### [TASK PROMPT]
Set down all the records below, word for word.

### [INFORMATION SUPPLIED]
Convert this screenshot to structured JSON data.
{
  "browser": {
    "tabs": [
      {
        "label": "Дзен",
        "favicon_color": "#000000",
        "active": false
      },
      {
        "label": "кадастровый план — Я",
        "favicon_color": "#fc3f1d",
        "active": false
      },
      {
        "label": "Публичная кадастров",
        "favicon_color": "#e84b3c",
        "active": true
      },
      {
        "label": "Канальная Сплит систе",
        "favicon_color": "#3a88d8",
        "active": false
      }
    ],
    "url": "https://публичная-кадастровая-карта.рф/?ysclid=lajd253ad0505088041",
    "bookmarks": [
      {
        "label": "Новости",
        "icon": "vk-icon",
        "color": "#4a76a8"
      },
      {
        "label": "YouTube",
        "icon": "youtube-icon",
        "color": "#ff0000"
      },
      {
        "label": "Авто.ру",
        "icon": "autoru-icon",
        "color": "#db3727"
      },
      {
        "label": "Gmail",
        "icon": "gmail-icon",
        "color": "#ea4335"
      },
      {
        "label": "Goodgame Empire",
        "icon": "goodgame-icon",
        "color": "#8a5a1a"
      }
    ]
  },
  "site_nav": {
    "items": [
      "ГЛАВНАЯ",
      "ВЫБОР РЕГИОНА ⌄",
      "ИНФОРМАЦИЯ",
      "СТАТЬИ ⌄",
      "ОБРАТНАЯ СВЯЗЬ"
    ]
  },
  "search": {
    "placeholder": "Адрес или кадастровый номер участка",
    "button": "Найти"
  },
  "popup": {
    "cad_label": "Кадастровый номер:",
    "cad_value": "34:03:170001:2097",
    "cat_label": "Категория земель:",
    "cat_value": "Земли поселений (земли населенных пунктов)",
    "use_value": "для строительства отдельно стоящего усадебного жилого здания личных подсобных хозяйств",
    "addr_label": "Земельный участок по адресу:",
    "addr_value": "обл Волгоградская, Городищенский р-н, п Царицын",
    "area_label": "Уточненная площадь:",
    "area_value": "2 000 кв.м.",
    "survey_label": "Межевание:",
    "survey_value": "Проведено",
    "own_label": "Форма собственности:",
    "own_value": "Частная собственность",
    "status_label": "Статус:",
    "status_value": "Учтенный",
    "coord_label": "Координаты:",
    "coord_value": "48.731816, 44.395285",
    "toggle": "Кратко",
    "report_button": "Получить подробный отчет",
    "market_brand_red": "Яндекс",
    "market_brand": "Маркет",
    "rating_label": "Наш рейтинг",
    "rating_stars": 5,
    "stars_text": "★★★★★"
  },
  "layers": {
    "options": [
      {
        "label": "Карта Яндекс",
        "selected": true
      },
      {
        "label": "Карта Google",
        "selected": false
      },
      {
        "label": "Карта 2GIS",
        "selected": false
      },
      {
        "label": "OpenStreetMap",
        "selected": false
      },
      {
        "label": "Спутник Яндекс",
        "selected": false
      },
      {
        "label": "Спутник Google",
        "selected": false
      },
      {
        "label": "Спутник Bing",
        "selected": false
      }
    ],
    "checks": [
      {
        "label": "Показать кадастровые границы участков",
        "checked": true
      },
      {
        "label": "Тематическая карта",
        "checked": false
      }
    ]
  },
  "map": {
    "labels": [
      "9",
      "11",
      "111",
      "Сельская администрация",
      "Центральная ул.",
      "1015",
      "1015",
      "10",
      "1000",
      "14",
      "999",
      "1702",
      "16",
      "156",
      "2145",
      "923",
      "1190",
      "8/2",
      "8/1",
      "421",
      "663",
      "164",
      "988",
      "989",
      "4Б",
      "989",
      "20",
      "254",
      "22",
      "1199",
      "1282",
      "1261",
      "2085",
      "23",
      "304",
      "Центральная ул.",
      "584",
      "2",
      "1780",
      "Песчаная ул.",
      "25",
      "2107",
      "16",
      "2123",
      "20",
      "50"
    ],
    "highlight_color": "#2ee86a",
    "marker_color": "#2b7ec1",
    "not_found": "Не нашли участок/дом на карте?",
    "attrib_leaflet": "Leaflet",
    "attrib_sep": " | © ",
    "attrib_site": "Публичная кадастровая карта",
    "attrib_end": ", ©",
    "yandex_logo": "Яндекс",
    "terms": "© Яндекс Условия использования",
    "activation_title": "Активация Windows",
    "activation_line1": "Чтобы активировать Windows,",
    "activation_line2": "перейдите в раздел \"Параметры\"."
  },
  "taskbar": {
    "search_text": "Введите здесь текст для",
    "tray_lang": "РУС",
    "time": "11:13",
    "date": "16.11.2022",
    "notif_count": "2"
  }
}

### [RESPONSE]
Convert this screenshot to structured JSON data.
{
  "browser": {
    "tabs": [
      {
        "label": "Дзен",
        "favicon_color": "#000000",
        "active": false
      },
      {
        "label": "кадастровый план — Я",
        "favicon_color": "#fc3f1d",
        "active": false
      },
      {
        "label": "Публичная кадастров",
        "favicon_color": "#e84b3c",
        "active": true
      },
      {
        "label": "Канальная Сплит систе",
        "favicon_color": "#3a88d8",
        "active": false
      }
    ],
    "url": "https://публичная-кадастровая-карта.рф/?ysclid=lajd253ad0505088041",
    "bookmarks": [
      {
        "label": "Новости",
        "icon": "vk-icon",
        "color": "#4a76a8"
      },
      {
        "label": "YouTube",
        "icon": "youtube-icon",
        "color": "#ff0000"
      },
      {
        "label": "Авто.ру",
        "icon": "autoru-icon",
        "color": "#db3727"
      },
      {
        "label": "Gmail",
        "icon": "gmail-icon",
        "color": "#ea4335"
      },
      {
        "label": "Goodgame Empire",
        "icon": "goodgame-icon",
        "color": "#8a5a1a"
      }
    ]
  },
  "site_nav": {
    "items": [
      "ГЛАВНАЯ",
      "ВЫБОР РЕГИОНА ⌄",
      "ИНФОРМАЦИЯ",
      "СТАТЬИ ⌄",
      "ОБРАТНАЯ СВЯЗЬ"
    ]
  },
  "search": {
    "placeholder": "Адрес или кадастровый номер участка",
    "button": "Найти"
  },
  "popup": {
    "cad_label": "Кадастровый номер:",
    "cad_value": "34:03:170001:2097",
    "cat_label": "Категория земель:",
    "cat_value": "Земли поселений (земли населенных пунктов)",
    "use_value": "для строительства отдельно стоящего усадебного жилого здания личных подсобных хозяйств",
    "addr_label": "Земельный участок по адресу:",
    "addr_value": "обл Волгоградская, Городищенский р-н, п Царицын",
    "area_label": "Уточненная площадь:",
    "area_value": "2 000 кв.м.",
    "survey_label": "Межевание:",
    "survey_value": "Проведено",
    "own_label": "Форма собственности:",
    "own_value": "Частная собственность",
    "status_label": "Статус:",
    "status_value": "Учтенный",
    "coord_label": "Координаты:",
    "coord_value": "48.731816, 44.395285",
    "toggle": "Кратко",
    "report_button": "Получить подробный отчет",
    "market_brand_red": "Яндекс",
    "market_brand": "Маркет",
    "rating_label": "Наш рейтинг",
    "rating_stars": 5,
    "stars_text": "★★★★★"
  },
  "layers": {
    "options": [
      {
        "label": "Карта Яндекс",
        "selected": true
      },
      {
        "label": "Карта Google",
        "selected": false
      },
      {
        "label": "Карта 2GIS",
        "selected": false
      },
      {
        "label": "OpenStreetMap",
        "selected": false
      },
      {
        "label": "Спутник Яндекс",
        "selected": false
      },
      {
        "label": "Спутник Google",
        "selected": false
      },
      {
        "label": "Спутник Bing",
        "selected": false
      }
    ],
    "checks": [
      {
        "label": "Показать кадастровые границы участков",
        "checked": true
      },
      {
        "label": "Тематическая карта",
        "checked": false
      }
    ]
  },
  "map": {
    "labels": [
      "9",
      "11",
      "111",
      "Сельская администрация",
      "Центральная ул.",
      "1015",
      "1015",
      "10",
      "1000",
      "14",
      "999",
      "1702",
      "16",
      "156",
      "2145",
      "923",
      "1190",
      "8/2",
      "8/1",
      "421",
      "663",
      "164",
      "988",
      "989",
      "4Б",
      "989",
      "20",
      "254",
      "22",
      "1199",
      "1282",
      "1261",
      "2085",
      "23",
      "304",
      "Центральная ул.",
      "584",
      "2",
      "1780",
      "Песчаная ул.",
      "25",
      "2107",
      "16",
      "2123",
      "20",
      "50"
    ],
    "highlight_color": "#2ee86a",
    "marker_color": "#2b7ec1",
    "not_found": "Не нашли участок/дом на карте?",
    "attrib_leaflet": "Leaflet",
    "attrib_sep": " | © ",
    "attrib_site": "Публичная кадастровая карта",
    "attrib_end": ", ©",
    "yandex_logo": "Яндекс",
    "terms": "© Яндекс Условия использования",
    "activation_title": "Активация Windows",
    "activation_line1": "Чтобы активировать Windows,",
    "activation_line2": "перейдите в раздел \"Параметры\"."
  },
  "taskbar": {
    "search_text": "Введите здесь текст для",
    "tray_lang": "РУС",
    "time": "11:13",
    "date": "16.11.2022",
    "notif_count": "2"
  }
}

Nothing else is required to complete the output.